TUCSON, Ariz. A study has found that when combined with the hypertension drug benazepril, Pfizer’s drug Norvasc (amlodipine) lowered blood pressure and decreased patients’ risk of heart attack, stroke and premature death from cardiovascular disease by 20 percent compared with a combination of benazepril and a diuretic drug.
The researchers in the study, published in the New England Journal of Medicine this week, recommended that the combination be used as a first-line treatment for hypertension.
Novartis markets a combination of the drugs under the brand name Lotrel. They are also available in generic form.
Drug inspectors receive Aleong National Patient Safety Award
FT. LAUDERDALE, Fla. Two drug inspectors in Florida have received the first annual Stephanie F. Aleong, J.D., National Patient Safety Award from Nova Southeastern University.
NSU announced that Brand Institute president and chief executive officer James Dettore and NSU dean Andres Malave presented the award last month to Gene Odin and Cesar Arias, two state drug inspectors who worked on a task force to investigate pharmaceutical drug abuse with Aleong, a prosecutor and NSU law professor who died in October.
The work of Aleong and the two inspectors resulted in counterfeiters of drugs for cancer, cholesterol, HIV and organ transplants being imprisoned, the university said.
Study results show Lipitor helps reduce rate of heart-health emergencies
NEW YORK Results of an observational study indicate that patients taking Pfizer’s Lipitor (atorvastatin calcium) had a 13 percent reduction in the relative risk of heart-related emergencies compared to Merck’s Zocor (simvastatin), drug maker Pfizer said Wednesday.
The study, published in the December issue of Mayo Clinic Proceedings, was based on the managed care claims of patients between 18 and 64. The patients had recently begun using the drugs, had not used statins before and did not have evident cardiovascular disease. The average doses in the study were 29 mg of Zocor and 17 mg of Lipitor.
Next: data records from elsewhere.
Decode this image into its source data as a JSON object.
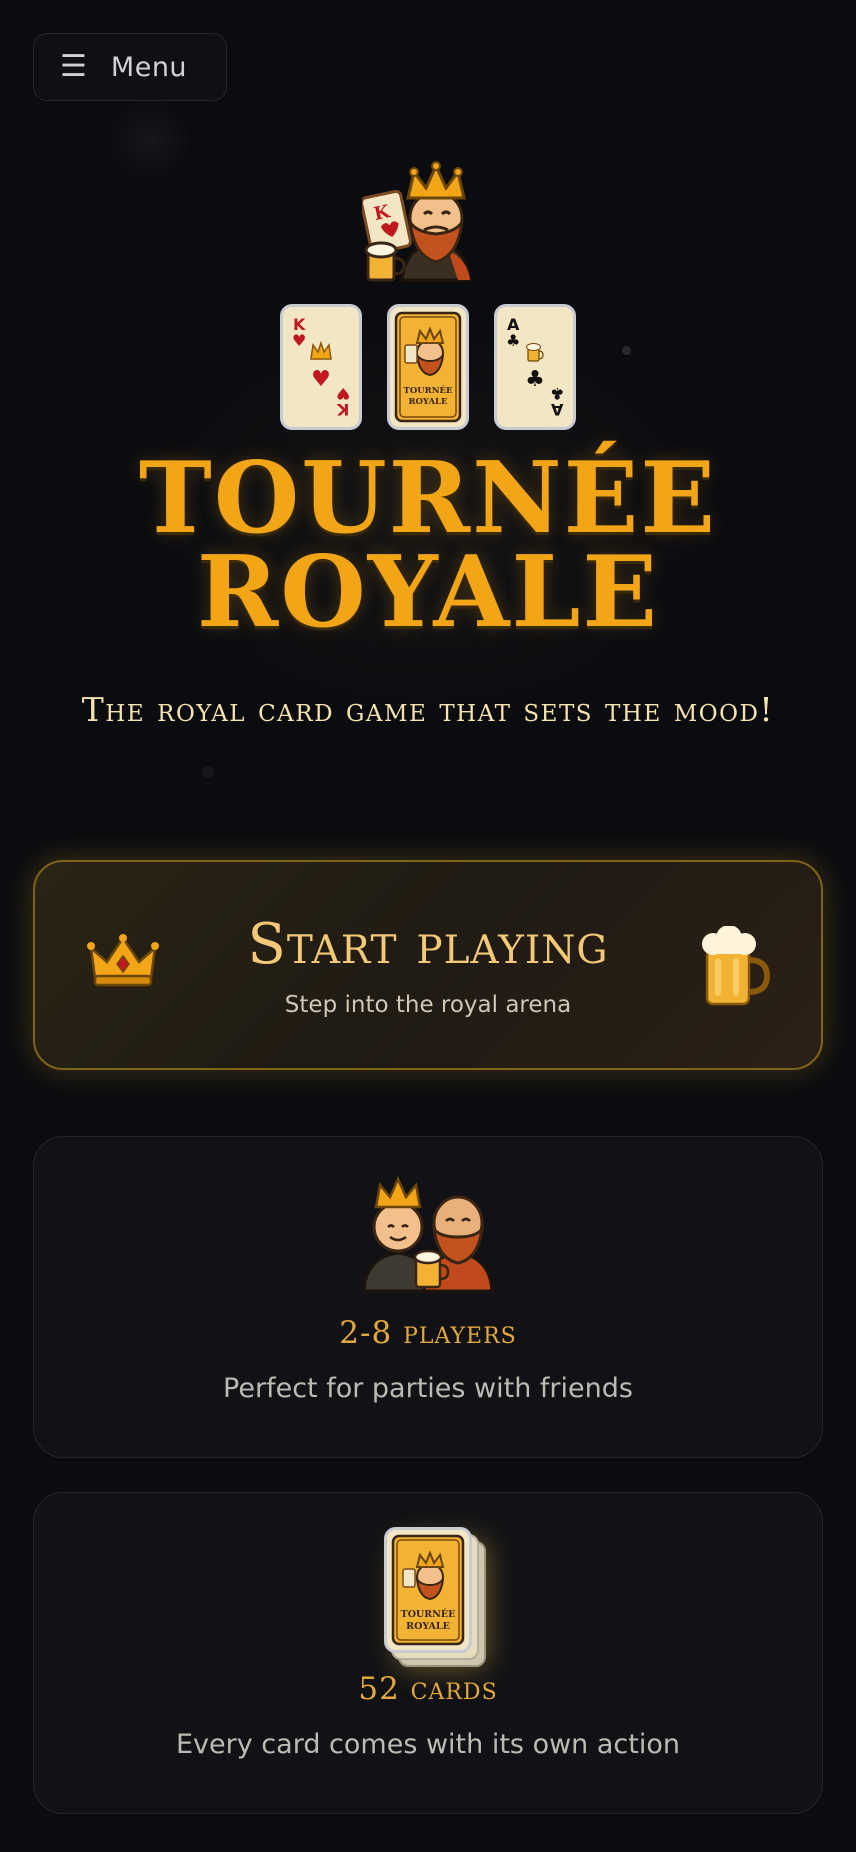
{
  "menu": {
    "icon": "hamburger-icon",
    "label": "Menu"
  },
  "hero": {
    "mascot": "king-mascot",
    "cards": [
      {
        "rank": "K",
        "suit": "♥",
        "top_icon": "crown-icon",
        "color": "red"
      },
      {
        "type": "card-back"
      },
      {
        "rank": "A",
        "suit": "♣",
        "top_icon": "beer-icon",
        "color": "black"
      }
    ],
    "card_back_text": "TOURNÉE ROYALE",
    "title_line1": "TOURNÉE",
    "title_line2": "ROYALE",
    "tagline": "The royal card game that sets the mood!"
  },
  "start_button": {
    "title": "Start playing",
    "subtitle": "Step into the royal arena",
    "left_icon": "crown-icon",
    "right_icon": "beer-mug-icon"
  },
  "features": [
    {
      "icon": "two-friends-icon",
      "title": "2-8 players",
      "description": "Perfect for parties with friends"
    },
    {
      "icon": "card-deck-icon",
      "title": "52 cards",
      "description": "Every card comes with its own action"
    }
  ],
  "colors": {
    "background": "#0b0c10",
    "accent": "#f2a516",
    "cream": "#f6e3ad"
  }
}
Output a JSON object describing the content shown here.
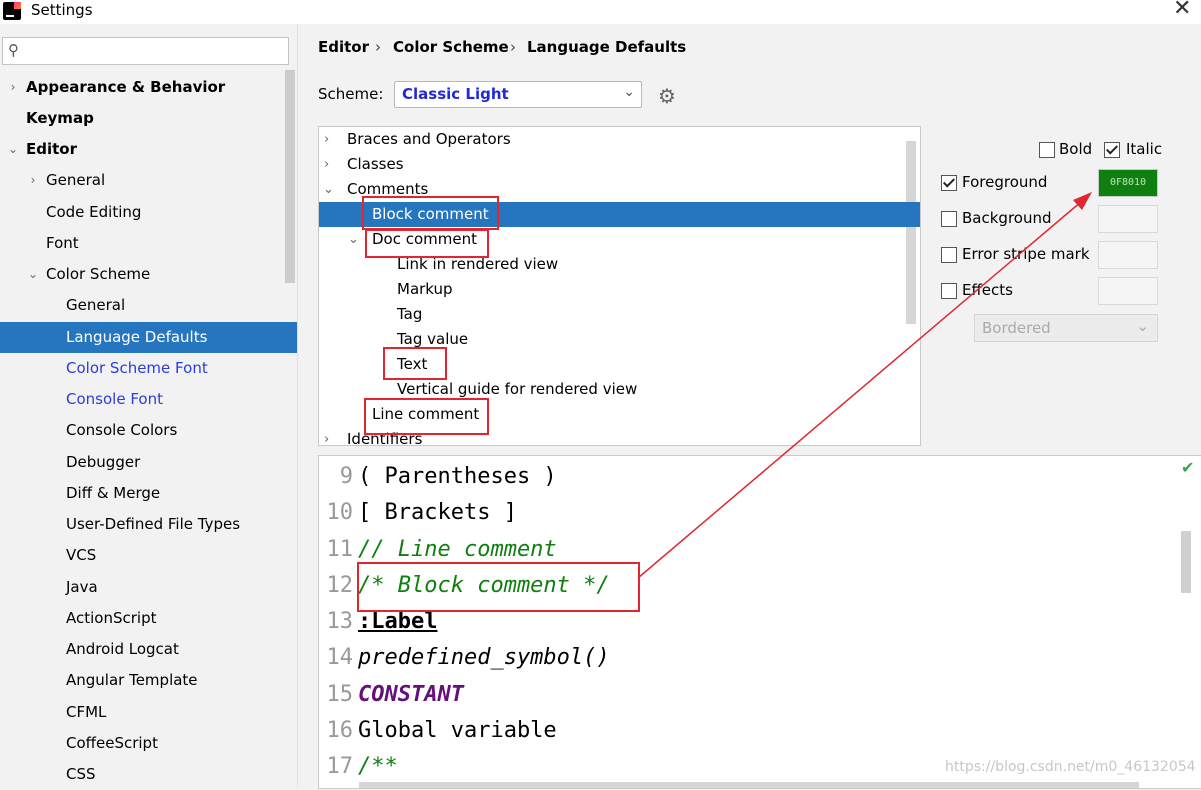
{
  "window": {
    "title": "Settings",
    "close_glyph": "✕"
  },
  "sidebar": {
    "search_placeholder": "",
    "items": [
      {
        "label": "Appearance & Behavior",
        "arrow": "›"
      },
      {
        "label": "Keymap",
        "arrow": ""
      },
      {
        "label": "Editor",
        "arrow": "⌄"
      },
      {
        "label": "General",
        "arrow": "›"
      },
      {
        "label": "Code Editing",
        "arrow": ""
      },
      {
        "label": "Font",
        "arrow": ""
      },
      {
        "label": "Color Scheme",
        "arrow": "⌄"
      },
      {
        "label": "General",
        "arrow": ""
      },
      {
        "label": "Language Defaults",
        "arrow": ""
      },
      {
        "label": "Color Scheme Font",
        "arrow": ""
      },
      {
        "label": "Console Font",
        "arrow": ""
      },
      {
        "label": "Console Colors",
        "arrow": ""
      },
      {
        "label": "Debugger",
        "arrow": ""
      },
      {
        "label": "Diff & Merge",
        "arrow": ""
      },
      {
        "label": "User-Defined File Types",
        "arrow": ""
      },
      {
        "label": "VCS",
        "arrow": ""
      },
      {
        "label": "Java",
        "arrow": ""
      },
      {
        "label": "ActionScript",
        "arrow": ""
      },
      {
        "label": "Android Logcat",
        "arrow": ""
      },
      {
        "label": "Angular Template",
        "arrow": ""
      },
      {
        "label": "CFML",
        "arrow": ""
      },
      {
        "label": "CoffeeScript",
        "arrow": ""
      },
      {
        "label": "CSS",
        "arrow": ""
      }
    ]
  },
  "breadcrumb": {
    "items": [
      "Editor",
      "Color Scheme",
      "Language Defaults"
    ],
    "separator": "›"
  },
  "scheme": {
    "label": "Scheme:",
    "value": "Classic Light",
    "chevron": "⌄",
    "gear_glyph": "⚙"
  },
  "tree": {
    "items": [
      {
        "label": "Braces and Operators",
        "chevron": "›"
      },
      {
        "label": "Classes",
        "chevron": "›"
      },
      {
        "label": "Comments",
        "chevron": "⌄"
      },
      {
        "label": "Block comment",
        "chevron": ""
      },
      {
        "label": "Doc comment",
        "chevron": "⌄"
      },
      {
        "label": "Link in rendered view",
        "chevron": ""
      },
      {
        "label": "Markup",
        "chevron": ""
      },
      {
        "label": "Tag",
        "chevron": ""
      },
      {
        "label": "Tag value",
        "chevron": ""
      },
      {
        "label": "Text",
        "chevron": ""
      },
      {
        "label": "Vertical guide for rendered view",
        "chevron": ""
      },
      {
        "label": "Line comment",
        "chevron": ""
      },
      {
        "label": "Identifiers",
        "chevron": "›"
      }
    ]
  },
  "attributes": {
    "bold": {
      "label": "Bold",
      "checked": false
    },
    "italic": {
      "label": "Italic",
      "checked": true
    },
    "foreground": {
      "label": "Foreground",
      "checked": true,
      "value": "0F8010"
    },
    "background": {
      "label": "Background",
      "checked": false
    },
    "error_stripe": {
      "label": "Error stripe mark",
      "checked": false
    },
    "effects": {
      "label": "Effects",
      "checked": false,
      "select_value": "Bordered",
      "chevron": "⌄"
    }
  },
  "editor": {
    "check_glyph": "✔",
    "lines": [
      {
        "num": "9",
        "code": "( Parentheses )"
      },
      {
        "num": "10",
        "code": "[ Brackets ]"
      },
      {
        "num": "11",
        "code": "// Line comment"
      },
      {
        "num": "12",
        "code": "/* Block comment */"
      },
      {
        "num": "13",
        "code": ":Label"
      },
      {
        "num": "14",
        "code": "predefined_symbol()"
      },
      {
        "num": "15",
        "code": "CONSTANT"
      },
      {
        "num": "16",
        "code": "Global variable"
      },
      {
        "num": "17",
        "code": "/**"
      }
    ]
  },
  "watermark": "https://blog.csdn.net/m0_46132054",
  "colors": {
    "selection": "#2675bf",
    "comment_green": "#0f8010",
    "constant_purple": "#660e7a",
    "link_blue": "#2c3bdc",
    "annotation_red": "#e0272f"
  }
}
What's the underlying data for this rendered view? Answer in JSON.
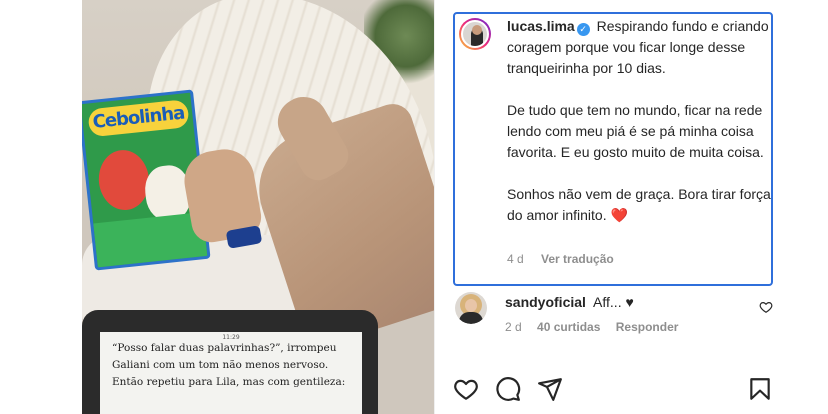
{
  "post": {
    "author": "lucas.lima",
    "caption": {
      "first": "Respirando fundo e criando coragem porque vou ficar longe desse tranqueirinha por 10 dias.",
      "second": "De tudo que tem no mundo, ficar na rede lendo com meu piá é se pá minha coisa favorita. E eu gosto muito de muita coisa.",
      "third": "Sonhos não vem de graça. Bora tirar força do amor infinito.",
      "emoji": "❤️"
    },
    "age": "4 d",
    "see_translation": "Ver tradução"
  },
  "comment": {
    "author": "sandyoficial",
    "text": "Aff...",
    "emoji": "♥",
    "age": "2 d",
    "likes": "40 curtidas",
    "reply": "Responder"
  },
  "media": {
    "comic_title": "Cebolinha",
    "ereader_time": "11:29",
    "ereader_lines": [
      "“Posso falar duas palavrinhas?”, irrompeu",
      "Galiani com um tom não menos nervoso.",
      "Então repetiu para Lila, mas com gentileza:"
    ]
  },
  "colors": {
    "highlight_border": "#2f6fdb",
    "verified": "#3897f0",
    "secondary_text": "#8e8e8e"
  },
  "icons": [
    "verified-badge-icon",
    "heart-icon",
    "comment-icon",
    "share-icon",
    "bookmark-icon",
    "like-comment-icon"
  ]
}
It did not find any significant difference among patients with the secondary endpoints of stroke, revascularization surgery or peripheral vascular disease.
“Observational data such as this, which reflect the use of medicines in real-world clinical practice rather than in a controlled trial setting, mayhelp healthcare providers and managed care companies improve clinical outcomes for patients,” Emory University medicine professor and director of the health promotion and disease prevention office at Grady Health Systems Terry Jacobson said in a statement.
The study analyzed claims for statin prescriptions filed between January 2003 and December 2005 by patients having their first inpatient or emergency room admission for heart disease, heart attack, chest pain, certain heart surgeries, peripheral vascular disease, swelling of the aorta, stroke and transient ischemic attack.